Himalayan News Service
Kathmandu, January 21:
Despite earning a net profit of three billion rupees after reducing tax, Nepal Telecom (NT) does not plan to reduce the existing tariff rate. Ninety five per cent of the telecom market is still governed by NT and it is the sole organisation distributing cellular mobiles in the country.
â€œPrivate companies performance in the telecommunications sector has not been as expected. Private sector can not come in a big way which has been confined to Kathmandu,â€ said Sugat Ratna Kansakar, managing director of NT.
Kansakar was speaking at a talk programme on â€˜telecommunications scenario in Nepalâ€™, organised by Nepal Engineers Association, Association of Computer Engineers Nepal and Nepal Electricity Authority.
Cheaper and quality service from the private sector cannot be expected, he said. Today NT is using latest technologies and providing quality service, he claimed. As per the data of 2002, teledensity in Nepal is about 1.73 per cent. NT through the revised 10th plan is targetting to reach 1.1 million subscribers from the present 0.4 million. CDMA, GSM, broadband and GPRS telecommunications services are in the pipeline for NT.

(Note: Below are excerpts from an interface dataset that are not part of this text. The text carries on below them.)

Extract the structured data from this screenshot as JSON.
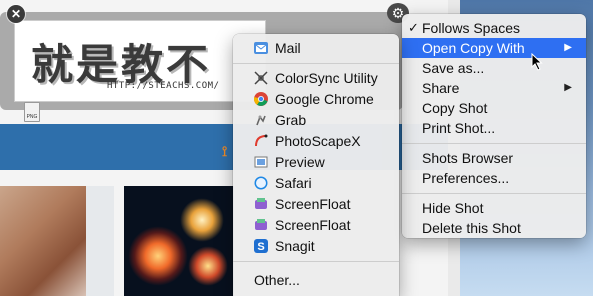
{
  "shot": {
    "headline": "就是教不",
    "url": "HTTP://STEACHS.COM/",
    "file_type": "PNG"
  },
  "main_menu": {
    "items": [
      {
        "label": "Follows Spaces",
        "checked": true
      },
      {
        "label": "Open Copy With",
        "submenu": true,
        "highlighted": true
      },
      {
        "label": "Save as..."
      },
      {
        "label": "Share",
        "submenu": true
      },
      {
        "label": "Copy Shot"
      },
      {
        "label": "Print Shot..."
      },
      {
        "label": "Shots Browser"
      },
      {
        "label": "Preferences..."
      },
      {
        "label": "Hide Shot"
      },
      {
        "label": "Delete this Shot"
      }
    ]
  },
  "open_with_menu": {
    "items": [
      {
        "label": "Mail",
        "icon": "mail-icon"
      },
      {
        "label": "ColorSync Utility",
        "icon": "colorsync-icon"
      },
      {
        "label": "Google Chrome",
        "icon": "chrome-icon"
      },
      {
        "label": "Grab",
        "icon": "grab-icon"
      },
      {
        "label": "PhotoScapeX",
        "icon": "photoscapex-icon"
      },
      {
        "label": "Preview",
        "icon": "preview-icon"
      },
      {
        "label": "Safari",
        "icon": "safari-icon"
      },
      {
        "label": "ScreenFloat",
        "icon": "screenfloat-icon"
      },
      {
        "label": "ScreenFloat",
        "icon": "screenfloat-icon"
      },
      {
        "label": "Snagit",
        "icon": "snagit-icon"
      },
      {
        "label": "Other...",
        "icon": ""
      }
    ]
  },
  "colors": {
    "highlight": "#2e6ff2",
    "page_bar": "#2e6fab"
  }
}
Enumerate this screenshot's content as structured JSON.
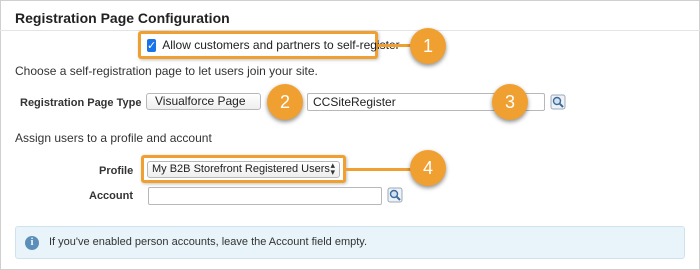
{
  "section": {
    "title": "Registration Page Configuration"
  },
  "self_register": {
    "checked": true,
    "label": "Allow customers and partners to self-register"
  },
  "choose_text": "Choose a self-registration page to let users join your site.",
  "registration_page": {
    "label": "Registration Page Type",
    "type_value": "Visualforce Page",
    "page_value": "CCSiteRegister"
  },
  "assign_text": "Assign users to a profile and account",
  "profile": {
    "label": "Profile",
    "value": "My B2B Storefront Registered Users"
  },
  "account": {
    "label": "Account",
    "value": ""
  },
  "info": {
    "text": "If you've enabled person accounts, leave the Account field empty."
  },
  "callouts": [
    "1",
    "2",
    "3",
    "4"
  ],
  "colors": {
    "callout": "#f0a030",
    "checkbox": "#1a73e8",
    "info_bg": "#e8f4fa"
  },
  "icons": {
    "lookup": "magnifier-lookup-icon",
    "info": "info-icon"
  }
}
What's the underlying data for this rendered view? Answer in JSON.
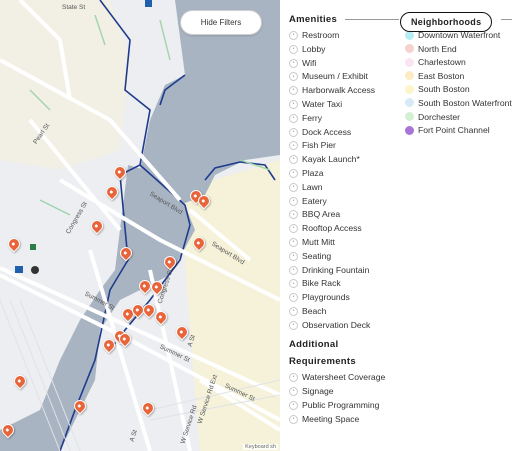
{
  "map": {
    "hide_filters_label": "Hide Filters",
    "keyboard_hint": "Keyboard sh",
    "streets": [
      "State St",
      "Pearl St",
      "Congress St",
      "Seaport Blvd",
      "Seaport Blvd",
      "Summer St",
      "Congress St",
      "Summer St",
      "A St",
      "Summer St",
      "W Service Rd Ext",
      "A St",
      "W Service Rd"
    ]
  },
  "amenities": {
    "title": "Amenities",
    "items": [
      {
        "label": "Restroom",
        "icon": "restroom-icon"
      },
      {
        "label": "Lobby",
        "icon": "lobby-icon"
      },
      {
        "label": "Wifi",
        "icon": "wifi-icon"
      },
      {
        "label": "Museum / Exhibit",
        "icon": "museum-icon"
      },
      {
        "label": "Harborwalk Access",
        "icon": "harborwalk-icon"
      },
      {
        "label": "Water Taxi",
        "icon": "water-taxi-icon"
      },
      {
        "label": "Ferry",
        "icon": "ferry-icon"
      },
      {
        "label": "Dock Access",
        "icon": "dock-icon"
      },
      {
        "label": "Fish Pier",
        "icon": "fish-icon"
      },
      {
        "label": "Kayak Launch*",
        "icon": "kayak-icon"
      },
      {
        "label": "Plaza",
        "icon": "plaza-icon"
      },
      {
        "label": "Lawn",
        "icon": "lawn-icon"
      },
      {
        "label": "Eatery",
        "icon": "eatery-icon"
      },
      {
        "label": "BBQ Area",
        "icon": "bbq-icon"
      },
      {
        "label": "Rooftop Access",
        "icon": "rooftop-icon"
      },
      {
        "label": "Mutt Mitt",
        "icon": "mutt-mitt-icon"
      },
      {
        "label": "Seating",
        "icon": "seating-icon"
      },
      {
        "label": "Drinking Fountain",
        "icon": "fountain-icon"
      },
      {
        "label": "Bike Rack",
        "icon": "bike-icon"
      },
      {
        "label": "Playgrounds",
        "icon": "playground-icon"
      },
      {
        "label": "Beach",
        "icon": "beach-icon"
      },
      {
        "label": "Observation Deck",
        "icon": "binoculars-icon"
      }
    ]
  },
  "additional": {
    "title_line1": "Additional",
    "title_line2": "Requirements",
    "items": [
      {
        "label": "Watersheet Coverage",
        "icon": "watersheet-icon"
      },
      {
        "label": "Signage",
        "icon": "signage-icon"
      },
      {
        "label": "Public Programming",
        "icon": "programming-icon"
      },
      {
        "label": "Meeting Space",
        "icon": "meeting-icon"
      }
    ]
  },
  "neighborhoods": {
    "title": "Neighborhoods",
    "items": [
      {
        "label": "Downtown Waterfront",
        "color": "#b8eef2"
      },
      {
        "label": "North End",
        "color": "#f7d0d0"
      },
      {
        "label": "Charlestown",
        "color": "#fbe4f2"
      },
      {
        "label": "East Boston",
        "color": "#fbecc4"
      },
      {
        "label": "South Boston",
        "color": "#fdf4c9"
      },
      {
        "label": "South Boston Waterfront",
        "color": "#d9eaf7"
      },
      {
        "label": "Dorchester",
        "color": "#d4efd2"
      },
      {
        "label": "Fort Point Channel",
        "color": "#a875d6"
      }
    ]
  },
  "colors": {
    "pin": "#e8643a",
    "water": "#a9b4c3",
    "boundary": "#1f3b8c"
  }
}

â€œNepal Telecom is taking steps to strengthen the organisation not merely for temporary gains but for long term improvements, making it one of the best-run enterprises in the nation. A reputed management consultant from The Netherlands has already been hired to make NT more efficient and business-focussed by introducing management and structural changes,â€ Kansakar said. At present about 60 per cent VDCs have telecommunications services and NT is planning to reach all VDCs of the country by the end of the 10th five-year plan, Kansakar informed.

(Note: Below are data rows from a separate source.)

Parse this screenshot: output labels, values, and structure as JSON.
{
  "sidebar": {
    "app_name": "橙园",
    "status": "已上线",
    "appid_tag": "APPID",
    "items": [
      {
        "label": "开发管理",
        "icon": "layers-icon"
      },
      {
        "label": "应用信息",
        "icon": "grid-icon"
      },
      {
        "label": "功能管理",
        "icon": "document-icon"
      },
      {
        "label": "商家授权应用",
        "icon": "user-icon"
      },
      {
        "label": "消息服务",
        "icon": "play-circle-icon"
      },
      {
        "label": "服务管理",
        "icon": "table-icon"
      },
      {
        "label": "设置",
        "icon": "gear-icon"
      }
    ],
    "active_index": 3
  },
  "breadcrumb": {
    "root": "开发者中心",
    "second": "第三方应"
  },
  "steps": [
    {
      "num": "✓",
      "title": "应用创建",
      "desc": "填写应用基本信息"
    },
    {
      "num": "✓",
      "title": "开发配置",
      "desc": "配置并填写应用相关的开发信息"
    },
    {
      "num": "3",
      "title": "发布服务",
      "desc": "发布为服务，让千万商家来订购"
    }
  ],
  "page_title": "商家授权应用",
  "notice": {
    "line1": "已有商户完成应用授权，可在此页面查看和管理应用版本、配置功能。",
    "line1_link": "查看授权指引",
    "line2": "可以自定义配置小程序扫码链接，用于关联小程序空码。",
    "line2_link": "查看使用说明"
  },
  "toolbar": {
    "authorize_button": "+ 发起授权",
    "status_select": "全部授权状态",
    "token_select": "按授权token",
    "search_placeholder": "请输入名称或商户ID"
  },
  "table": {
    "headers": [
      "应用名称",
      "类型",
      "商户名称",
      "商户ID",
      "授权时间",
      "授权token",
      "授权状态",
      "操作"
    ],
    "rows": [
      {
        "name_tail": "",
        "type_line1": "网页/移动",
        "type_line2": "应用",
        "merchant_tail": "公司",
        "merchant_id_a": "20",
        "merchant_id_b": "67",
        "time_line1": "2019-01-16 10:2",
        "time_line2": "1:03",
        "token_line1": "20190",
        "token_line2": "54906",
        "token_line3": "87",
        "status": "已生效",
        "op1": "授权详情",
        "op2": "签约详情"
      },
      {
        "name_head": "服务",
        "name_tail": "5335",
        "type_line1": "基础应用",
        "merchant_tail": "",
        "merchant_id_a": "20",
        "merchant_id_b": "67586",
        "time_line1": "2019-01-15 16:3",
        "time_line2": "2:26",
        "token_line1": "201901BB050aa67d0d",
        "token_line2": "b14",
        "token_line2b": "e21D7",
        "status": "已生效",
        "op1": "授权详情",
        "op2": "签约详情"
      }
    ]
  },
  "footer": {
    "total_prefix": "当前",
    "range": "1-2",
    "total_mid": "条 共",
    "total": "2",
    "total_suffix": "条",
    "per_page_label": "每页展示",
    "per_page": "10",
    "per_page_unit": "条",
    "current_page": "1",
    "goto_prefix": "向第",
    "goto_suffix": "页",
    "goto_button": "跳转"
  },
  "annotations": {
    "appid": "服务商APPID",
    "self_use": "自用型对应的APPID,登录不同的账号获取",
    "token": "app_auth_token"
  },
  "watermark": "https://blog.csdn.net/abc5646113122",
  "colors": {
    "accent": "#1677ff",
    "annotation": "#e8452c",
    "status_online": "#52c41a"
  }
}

Nepal has the cheapest local call rate in the whole world and NT is the first incumbent operator to introduce one single rate for cheap â€˜budget callsâ€™ to all countries of the world.

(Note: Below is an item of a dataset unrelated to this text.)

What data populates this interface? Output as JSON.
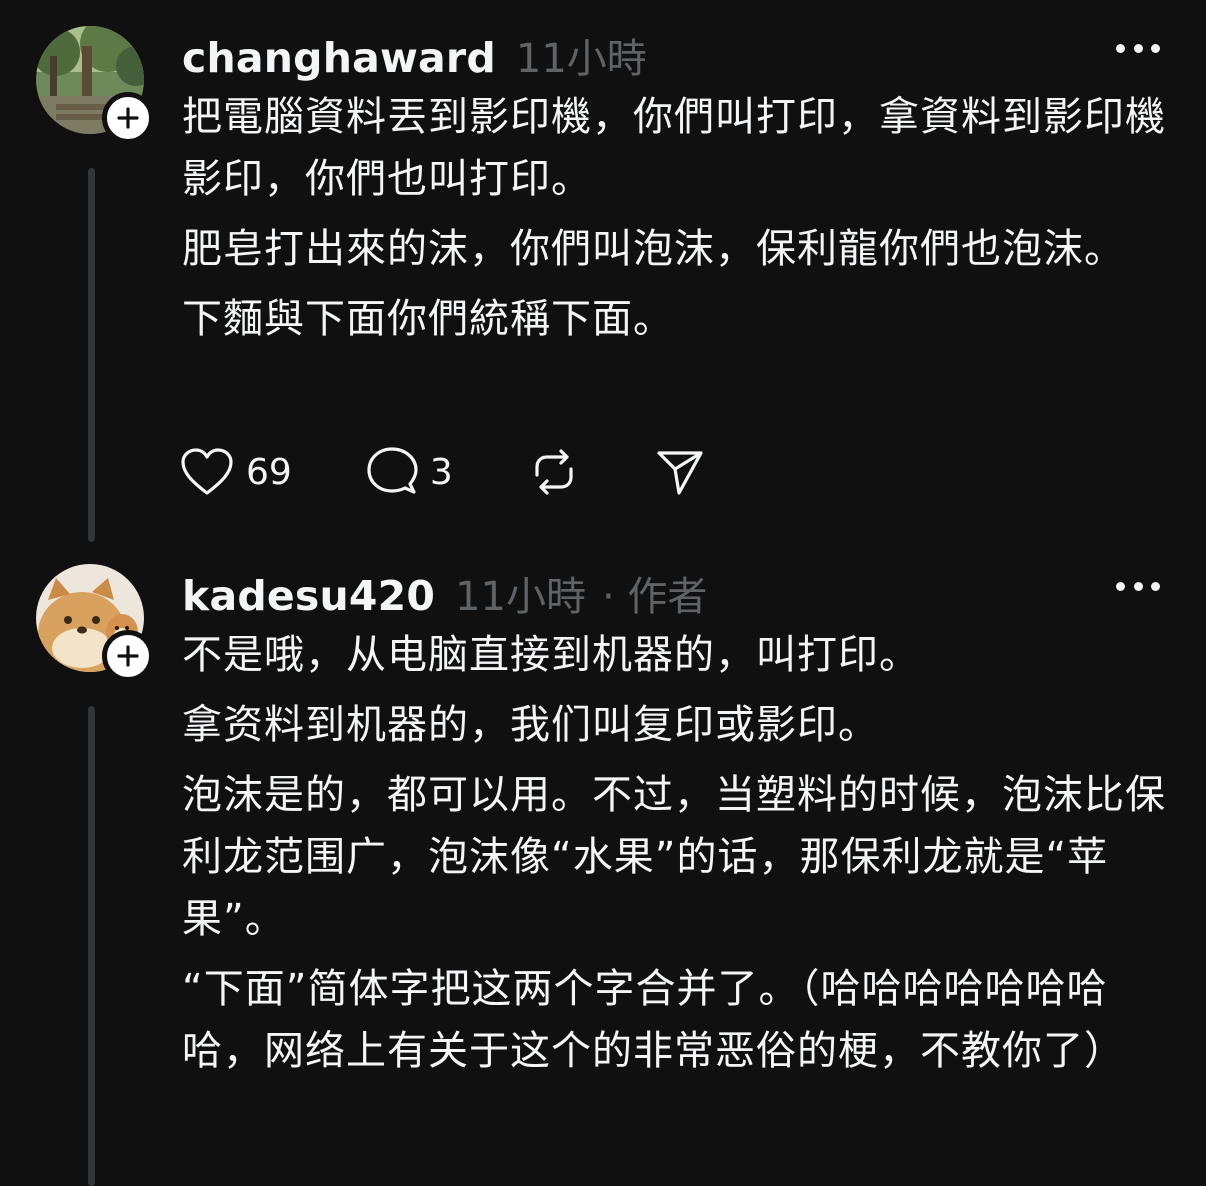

Speaking at the programme, Madan Kaji Shakya, director at the new service directorate said that the quality of mobile service is being improved. The demand for cellular mobile is very high but lack of infrastructure has held us back from distributing more connections. There are already 70 base stations operating and we are adding 10 more to increase the quality of service, he added.